* _Problem_:
Please copy every line below that contains the string "artist".

* _Source data_:
════════════════

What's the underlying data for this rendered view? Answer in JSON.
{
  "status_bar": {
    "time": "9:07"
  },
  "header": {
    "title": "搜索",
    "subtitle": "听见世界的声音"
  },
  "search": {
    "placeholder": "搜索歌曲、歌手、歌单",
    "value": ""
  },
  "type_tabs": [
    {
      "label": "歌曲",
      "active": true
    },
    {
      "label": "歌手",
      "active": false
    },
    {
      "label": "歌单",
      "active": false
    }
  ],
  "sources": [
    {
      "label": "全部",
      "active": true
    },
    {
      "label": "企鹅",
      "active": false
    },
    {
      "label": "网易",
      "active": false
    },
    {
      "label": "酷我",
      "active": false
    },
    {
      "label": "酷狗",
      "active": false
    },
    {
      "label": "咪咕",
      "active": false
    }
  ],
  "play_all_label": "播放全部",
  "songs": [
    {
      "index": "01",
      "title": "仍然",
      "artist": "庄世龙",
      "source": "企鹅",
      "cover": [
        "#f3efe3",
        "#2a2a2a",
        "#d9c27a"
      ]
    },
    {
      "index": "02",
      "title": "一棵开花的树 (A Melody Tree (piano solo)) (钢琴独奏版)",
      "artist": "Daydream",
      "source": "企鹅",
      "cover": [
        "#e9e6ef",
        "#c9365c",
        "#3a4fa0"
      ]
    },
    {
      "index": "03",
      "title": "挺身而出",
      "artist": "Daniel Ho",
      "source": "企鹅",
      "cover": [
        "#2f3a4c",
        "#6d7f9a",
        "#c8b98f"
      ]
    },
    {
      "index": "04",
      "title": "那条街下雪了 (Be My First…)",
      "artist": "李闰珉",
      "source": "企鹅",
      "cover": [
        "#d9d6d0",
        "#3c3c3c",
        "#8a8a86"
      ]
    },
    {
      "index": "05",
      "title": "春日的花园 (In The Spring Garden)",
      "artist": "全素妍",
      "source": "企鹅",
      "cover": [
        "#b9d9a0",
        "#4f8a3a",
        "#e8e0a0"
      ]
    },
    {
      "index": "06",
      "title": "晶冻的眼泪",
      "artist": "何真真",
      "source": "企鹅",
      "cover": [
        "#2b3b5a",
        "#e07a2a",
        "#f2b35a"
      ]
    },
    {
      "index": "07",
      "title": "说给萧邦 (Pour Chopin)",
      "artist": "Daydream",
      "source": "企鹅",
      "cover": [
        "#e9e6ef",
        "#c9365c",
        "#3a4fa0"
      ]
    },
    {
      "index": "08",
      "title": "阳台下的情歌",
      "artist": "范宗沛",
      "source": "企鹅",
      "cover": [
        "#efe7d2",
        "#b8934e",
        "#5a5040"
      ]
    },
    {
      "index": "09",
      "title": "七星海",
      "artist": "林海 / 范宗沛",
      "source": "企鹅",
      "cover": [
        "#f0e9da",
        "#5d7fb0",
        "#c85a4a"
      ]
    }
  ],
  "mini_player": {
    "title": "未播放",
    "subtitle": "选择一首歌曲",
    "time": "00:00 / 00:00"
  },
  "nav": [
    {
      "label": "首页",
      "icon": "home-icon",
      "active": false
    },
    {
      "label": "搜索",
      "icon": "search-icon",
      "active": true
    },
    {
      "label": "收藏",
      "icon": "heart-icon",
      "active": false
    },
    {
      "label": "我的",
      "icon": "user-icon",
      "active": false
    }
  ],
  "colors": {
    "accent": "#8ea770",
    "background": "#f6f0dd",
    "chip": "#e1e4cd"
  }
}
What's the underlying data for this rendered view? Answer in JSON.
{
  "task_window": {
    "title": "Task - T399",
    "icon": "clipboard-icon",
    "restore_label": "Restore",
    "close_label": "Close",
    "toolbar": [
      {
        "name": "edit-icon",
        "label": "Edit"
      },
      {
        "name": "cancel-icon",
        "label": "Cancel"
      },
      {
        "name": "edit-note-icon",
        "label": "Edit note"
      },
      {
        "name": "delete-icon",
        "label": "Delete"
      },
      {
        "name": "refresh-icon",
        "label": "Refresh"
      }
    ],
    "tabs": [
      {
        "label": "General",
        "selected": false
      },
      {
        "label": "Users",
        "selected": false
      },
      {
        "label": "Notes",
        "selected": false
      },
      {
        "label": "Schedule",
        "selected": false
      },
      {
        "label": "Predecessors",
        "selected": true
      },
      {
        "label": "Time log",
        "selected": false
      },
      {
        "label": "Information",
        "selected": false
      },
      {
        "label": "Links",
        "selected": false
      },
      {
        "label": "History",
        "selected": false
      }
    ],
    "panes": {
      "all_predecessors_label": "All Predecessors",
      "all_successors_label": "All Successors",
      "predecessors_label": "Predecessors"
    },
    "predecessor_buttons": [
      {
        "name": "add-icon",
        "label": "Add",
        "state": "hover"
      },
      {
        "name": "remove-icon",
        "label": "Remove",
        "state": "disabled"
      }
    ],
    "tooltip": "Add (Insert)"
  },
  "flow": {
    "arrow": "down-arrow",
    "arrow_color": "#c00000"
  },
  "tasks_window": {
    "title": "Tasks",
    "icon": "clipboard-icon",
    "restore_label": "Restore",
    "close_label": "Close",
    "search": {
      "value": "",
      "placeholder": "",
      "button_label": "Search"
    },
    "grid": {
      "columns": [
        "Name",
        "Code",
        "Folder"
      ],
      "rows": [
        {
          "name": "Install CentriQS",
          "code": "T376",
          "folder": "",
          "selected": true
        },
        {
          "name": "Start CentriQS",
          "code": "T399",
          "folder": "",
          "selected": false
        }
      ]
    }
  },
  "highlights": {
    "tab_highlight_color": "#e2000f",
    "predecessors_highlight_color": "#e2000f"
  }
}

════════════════

* _Written answer_:
      "artist": "庄世龙",
      "artist": "Daydream",
      "artist": "Daniel Ho",
      "artist": "李闰珉",
      "artist": "全素妍",
      "artist": "何真真",
      "artist": "Daydream",
      "artist": "范宗沛",
      "artist": "林海 / 范宗沛",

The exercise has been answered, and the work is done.